- Your task
If a line in the entries contains the string "name", include that line in your answer.

Items from an interface collection

┌──

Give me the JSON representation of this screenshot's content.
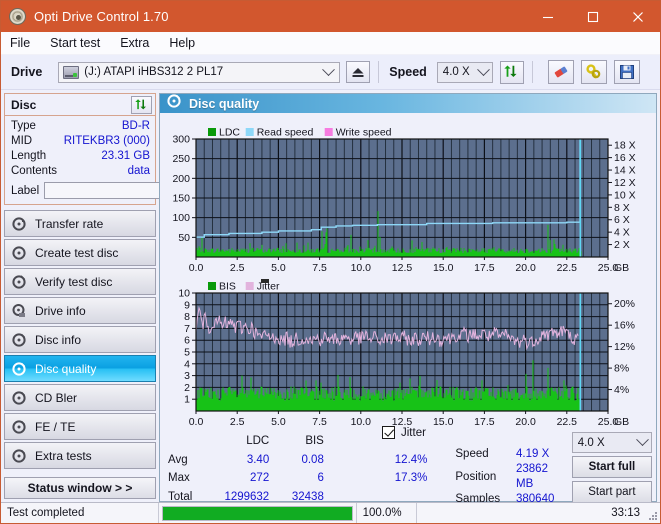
{
  "window": {
    "title": "Opti Drive Control 1.70",
    "app_icon": "disc-icon",
    "minimize": "minimize-icon",
    "maximize": "maximize-icon",
    "close": "close-icon"
  },
  "menu": [
    {
      "label": "File"
    },
    {
      "label": "Start test"
    },
    {
      "label": "Extra"
    },
    {
      "label": "Help"
    }
  ],
  "toolbar": {
    "drive_label": "Drive",
    "drive_value": "(J:)  ATAPI iHBS312  2 PL17",
    "eject": "eject-icon",
    "speed_label": "Speed",
    "speed_value": "4.0 X",
    "refresh": "refresh-icon",
    "erase": "eraser-icon",
    "tools": "wrench-icon",
    "save": "floppy-save-icon"
  },
  "disc_panel": {
    "title": "Disc",
    "refresh_icon": "refresh-icon",
    "rows": [
      {
        "key": "Type",
        "value": "BD-R"
      },
      {
        "key": "MID",
        "value": "RITEKBR3 (000)"
      },
      {
        "key": "Length",
        "value": "23.31 GB"
      },
      {
        "key": "Contents",
        "value": "data"
      }
    ],
    "label_key": "Label",
    "label_value": "",
    "label_placeholder": "",
    "label_button_icon": "disc-icon"
  },
  "nav": {
    "items": [
      {
        "label": "Transfer rate",
        "icon": "disc-arrow-icon",
        "active": false
      },
      {
        "label": "Create test disc",
        "icon": "disc-icon",
        "active": false
      },
      {
        "label": "Verify test disc",
        "icon": "disc-check-icon",
        "active": false
      },
      {
        "label": "Drive info",
        "icon": "drive-icon",
        "active": false
      },
      {
        "label": "Disc info",
        "icon": "disc-info-icon",
        "active": false
      },
      {
        "label": "Disc quality",
        "icon": "disc-quality-icon",
        "active": true
      },
      {
        "label": "CD Bler",
        "icon": "disc-bler-icon",
        "active": false
      },
      {
        "label": "FE / TE",
        "icon": "disc-fete-icon",
        "active": false
      },
      {
        "label": "Extra tests",
        "icon": "disc-extra-icon",
        "active": false
      }
    ],
    "status_window_button": "Status window > >"
  },
  "panel": {
    "icon": "disc-quality-icon",
    "title": "Disc quality"
  },
  "chart_data": [
    {
      "type": "line",
      "name": "top-chart",
      "title": "",
      "legend": [
        {
          "label": "LDC",
          "color": "#0a9a0a"
        },
        {
          "label": "Read speed",
          "color": "#8ed8f8"
        },
        {
          "label": "Write speed",
          "color": "#f77ce0"
        }
      ],
      "legend_position": "top-left",
      "xlabel": "GB",
      "x_ticks": [
        "0.0",
        "2.5",
        "5.0",
        "7.5",
        "10.0",
        "12.5",
        "15.0",
        "17.5",
        "20.0",
        "22.5",
        "25.0"
      ],
      "xlim": [
        0,
        25
      ],
      "ylabel_left": "LDC",
      "y_ticks_left": [
        "300",
        "250",
        "200",
        "150",
        "100",
        "50"
      ],
      "ylim_left": [
        0,
        300
      ],
      "ylabel_right": "Speed",
      "y_ticks_right": [
        "18 X",
        "16 X",
        "14 X",
        "12 X",
        "10 X",
        "8 X",
        "6 X",
        "4 X",
        "2 X"
      ],
      "ylim_right": [
        0,
        19
      ],
      "grid": true,
      "series": [
        {
          "name": "LDC",
          "color": "#17c217",
          "kind": "spikes",
          "baseline": 18,
          "x": [
            0.0,
            0.3,
            0.6,
            0.9,
            1.2,
            1.5,
            1.8,
            2.0,
            2.1,
            2.3,
            2.5,
            2.6,
            2.8,
            3.0,
            3.3,
            3.6,
            3.9,
            4.0,
            4.2,
            4.5,
            4.8,
            5.0,
            5.2,
            5.5,
            5.7,
            5.8,
            6.0,
            6.3,
            6.6,
            6.9,
            7.2,
            7.5,
            7.8,
            8.0,
            8.2,
            8.4,
            8.6,
            8.9,
            9.2,
            9.4,
            9.6,
            9.8,
            10.0,
            10.3,
            10.6,
            10.9,
            11.2,
            11.5,
            11.7,
            11.8,
            12.0,
            12.3,
            12.6,
            12.9,
            13.2,
            13.5,
            13.8,
            14.1,
            14.4,
            14.7,
            15.0,
            15.3,
            15.6,
            15.9,
            16.2,
            16.5,
            16.8,
            17.1,
            17.4,
            17.7,
            18.0,
            18.3,
            18.6,
            18.9,
            19.2,
            19.5,
            19.8,
            20.1,
            20.4,
            20.7,
            21.0,
            21.2,
            21.4,
            21.5,
            21.7,
            21.9,
            22.1,
            22.3,
            22.5,
            22.7,
            22.9,
            23.1,
            23.3
          ],
          "y": [
            22,
            55,
            30,
            26,
            40,
            30,
            100,
            78,
            34,
            80,
            28,
            36,
            30,
            124,
            30,
            34,
            28,
            55,
            26,
            40,
            30,
            50,
            28,
            152,
            44,
            36,
            30,
            44,
            28,
            40,
            26,
            72,
            60,
            188,
            40,
            60,
            34,
            50,
            40,
            176,
            50,
            36,
            40,
            58,
            30,
            44,
            172,
            68,
            40,
            36,
            44,
            30,
            52,
            36,
            44,
            30,
            40,
            34,
            46,
            30,
            38,
            44,
            30,
            40,
            36,
            30,
            44,
            56,
            40,
            104,
            60,
            70,
            44,
            50,
            30,
            40,
            66,
            44,
            90,
            120,
            168,
            130,
            200,
            150,
            96,
            70,
            120,
            56,
            160,
            90,
            60,
            40,
            120
          ]
        },
        {
          "name": "Read speed",
          "color": "#8ed8f8",
          "kind": "step",
          "x": [
            0.0,
            0.5,
            1.0,
            2.0,
            3.0,
            4.0,
            5.0,
            6.0,
            7.0,
            7.6,
            8.5,
            9.5,
            11.0,
            12.5,
            14.0,
            15.5,
            17.0,
            18.0,
            19.5,
            21.0,
            22.5,
            23.3,
            23.3
          ],
          "y": [
            3.2,
            3.6,
            3.6,
            3.8,
            3.8,
            4.0,
            4.2,
            4.2,
            4.4,
            4.8,
            5.0,
            5.1,
            5.2,
            5.2,
            5.4,
            5.4,
            5.4,
            5.5,
            5.5,
            5.5,
            5.6,
            5.6,
            19.0
          ]
        }
      ]
    },
    {
      "type": "line",
      "name": "bottom-chart",
      "title": "",
      "legend": [
        {
          "label": "BIS",
          "color": "#0a9a0a"
        },
        {
          "label": "Jitter",
          "color": "#e2b3dd"
        }
      ],
      "legend_position": "top-left",
      "xlabel": "GB",
      "x_ticks": [
        "0.0",
        "2.5",
        "5.0",
        "7.5",
        "10.0",
        "12.5",
        "15.0",
        "17.5",
        "20.0",
        "22.5",
        "25.0"
      ],
      "xlim": [
        0,
        25
      ],
      "ylabel_left": "BIS",
      "y_ticks_left": [
        "10",
        "9",
        "8",
        "7",
        "6",
        "5",
        "4",
        "3",
        "2",
        "1"
      ],
      "ylim_left": [
        0,
        10
      ],
      "ylabel_right": "Jitter",
      "y_ticks_right": [
        "20%",
        "16%",
        "12%",
        "8%",
        "4%"
      ],
      "ylim_right": [
        0,
        22
      ],
      "grid": true,
      "series": [
        {
          "name": "BIS",
          "color": "#17c217",
          "kind": "spikes",
          "baseline": 1.6,
          "x": [
            0.0,
            0.2,
            0.4,
            0.6,
            0.8,
            1.0,
            1.2,
            1.4,
            1.6,
            1.8,
            2.0,
            2.2,
            2.4,
            2.6,
            2.8,
            3.0,
            3.2,
            3.4,
            3.6,
            3.8,
            4.0,
            4.2,
            4.4,
            4.6,
            4.8,
            5.0,
            5.2,
            5.4,
            5.6,
            5.8,
            6.0,
            6.2,
            6.4,
            6.6,
            6.8,
            7.0,
            7.2,
            7.4,
            7.6,
            7.8,
            8.0,
            8.2,
            8.4,
            8.6,
            8.8,
            9.0,
            9.2,
            9.4,
            9.6,
            9.8,
            10.0,
            10.3,
            10.6,
            10.9,
            11.2,
            11.5,
            11.8,
            12.1,
            12.4,
            12.7,
            13.0,
            13.3,
            13.6,
            13.9,
            14.2,
            14.5,
            14.8,
            15.1,
            15.4,
            15.7,
            16.0,
            16.3,
            16.6,
            16.9,
            17.2,
            17.5,
            17.8,
            18.1,
            18.4,
            18.7,
            19.0,
            19.3,
            19.6,
            19.9,
            20.2,
            20.5,
            20.8,
            21.1,
            21.4,
            21.7,
            22.0,
            22.3,
            22.6,
            22.9,
            23.2
          ],
          "y": [
            2.2,
            1.9,
            1.4,
            2.8,
            2.6,
            1.9,
            2.4,
            3.0,
            2.2,
            4.1,
            2.6,
            3.0,
            2.2,
            2.6,
            3.0,
            2.0,
            2.4,
            3.0,
            2.2,
            2.6,
            2.2,
            2.4,
            3.0,
            2.2,
            2.8,
            3.0,
            2.4,
            3.2,
            5.1,
            3.3,
            2.9,
            2.6,
            3.0,
            2.4,
            2.8,
            2.6,
            2.2,
            3.0,
            2.4,
            2.8,
            2.2,
            4.1,
            2.6,
            3.2,
            2.4,
            2.6,
            2.2,
            3.0,
            2.6,
            2.4,
            2.8,
            2.2,
            3.0,
            2.6,
            2.4,
            2.8,
            2.2,
            3.0,
            2.4,
            2.6,
            2.8,
            2.2,
            3.0,
            2.6,
            2.4,
            2.8,
            5.1,
            2.2,
            2.6,
            3.0,
            2.4,
            2.8,
            3.3,
            2.6,
            3.0,
            2.4,
            2.8,
            2.6,
            3.0,
            3.4,
            3.0,
            2.6,
            3.0,
            2.8,
            3.4,
            4.3,
            3.2,
            4.9,
            3.6,
            5.0,
            3.4,
            4.9,
            3.4,
            3.0,
            2.8
          ]
        },
        {
          "name": "Jitter",
          "color": "#e2b3dd",
          "kind": "noisy",
          "x": [
            0.0,
            0.2,
            0.4,
            0.6,
            0.8,
            1.0,
            1.2,
            1.4,
            1.6,
            1.8,
            2.0,
            2.2,
            2.4,
            2.6,
            2.8,
            3.0,
            3.2,
            3.4,
            3.6,
            3.8,
            4.0,
            4.3,
            4.6,
            4.9,
            5.2,
            5.5,
            5.8,
            6.1,
            6.4,
            6.7,
            7.0,
            7.3,
            7.6,
            7.9,
            8.2,
            8.5,
            8.8,
            9.1,
            9.4,
            9.7,
            10.0,
            10.3,
            10.6,
            10.9,
            11.2,
            11.5,
            11.8,
            12.1,
            12.4,
            12.7,
            13.0,
            13.3,
            13.6,
            13.9,
            14.2,
            14.5,
            14.8,
            15.1,
            15.4,
            15.7,
            16.0,
            16.3,
            16.6,
            16.9,
            17.2,
            17.5,
            17.8,
            18.1,
            18.4,
            18.7,
            19.0,
            19.3,
            19.6,
            19.9,
            20.2,
            20.5,
            20.8,
            21.1,
            21.4,
            21.7,
            22.0,
            22.3,
            22.6,
            22.9,
            23.2
          ],
          "y": [
            6.9,
            8.6,
            7.3,
            7.9,
            7.0,
            7.6,
            7.2,
            7.8,
            7.0,
            7.5,
            7.2,
            7.6,
            7.0,
            7.3,
            7.0,
            7.2,
            6.9,
            7.1,
            6.6,
            6.4,
            6.2,
            6.5,
            6.1,
            6.4,
            5.9,
            6.2,
            5.8,
            6.2,
            6.0,
            6.3,
            5.9,
            6.2,
            6.0,
            6.3,
            5.9,
            6.2,
            6.0,
            6.4,
            6.0,
            6.3,
            6.1,
            6.4,
            6.0,
            6.3,
            5.9,
            6.2,
            6.0,
            6.4,
            6.0,
            6.3,
            5.9,
            6.2,
            6.0,
            6.3,
            6.1,
            6.4,
            6.0,
            6.3,
            6.1,
            6.5,
            6.2,
            6.6,
            6.3,
            6.6,
            6.3,
            6.6,
            6.3,
            6.6,
            6.2,
            6.5,
            6.2,
            6.0,
            5.8,
            6.1,
            5.7,
            6.0,
            6.2,
            6.6,
            6.4,
            6.8,
            6.5,
            6.9,
            6.4,
            6.2,
            6.0
          ]
        }
      ]
    }
  ],
  "stats": {
    "col_headers": [
      "",
      "LDC",
      "BIS",
      "",
      "Jitter"
    ],
    "jitter_checkbox_checked": true,
    "jitter_label": "Jitter",
    "rows": [
      {
        "label": "Avg",
        "ldc": "3.40",
        "bis": "0.08",
        "jitter": "12.4%"
      },
      {
        "label": "Max",
        "ldc": "272",
        "bis": "6",
        "jitter": "17.3%"
      },
      {
        "label": "Total",
        "ldc": "1299632",
        "bis": "32438",
        "jitter": ""
      }
    ],
    "right": [
      {
        "label": "Speed",
        "value": "4.19 X"
      },
      {
        "label": "Position",
        "value": "23862 MB"
      },
      {
        "label": "Samples",
        "value": "380640"
      }
    ],
    "speed_select_value": "4.0 X",
    "start_full_button": "Start full",
    "start_part_button": "Start part"
  },
  "statusbar": {
    "message": "Test completed",
    "progress_percent_label": "100.0%",
    "progress_value": 100,
    "elapsed": "33:13"
  },
  "colors": {
    "titlebar": "#d2572e",
    "accent_blue": "#1414d0",
    "chart_bg": "#5c6f8e",
    "grid": "#1d2430",
    "ldc_green": "#17c217",
    "read_speed": "#8ed8f8",
    "write_speed": "#f77ce0",
    "jitter_pink": "#e2b3dd",
    "progress_green": "#11ac22",
    "nav_active": "#16a8e8"
  }
}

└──

- Answer to the problem
      "name": "top-chart",
          "name": "LDC",
          "name": "Read speed",
      "name": "bottom-chart",
          "name": "BIS",
          "name": "Jitter",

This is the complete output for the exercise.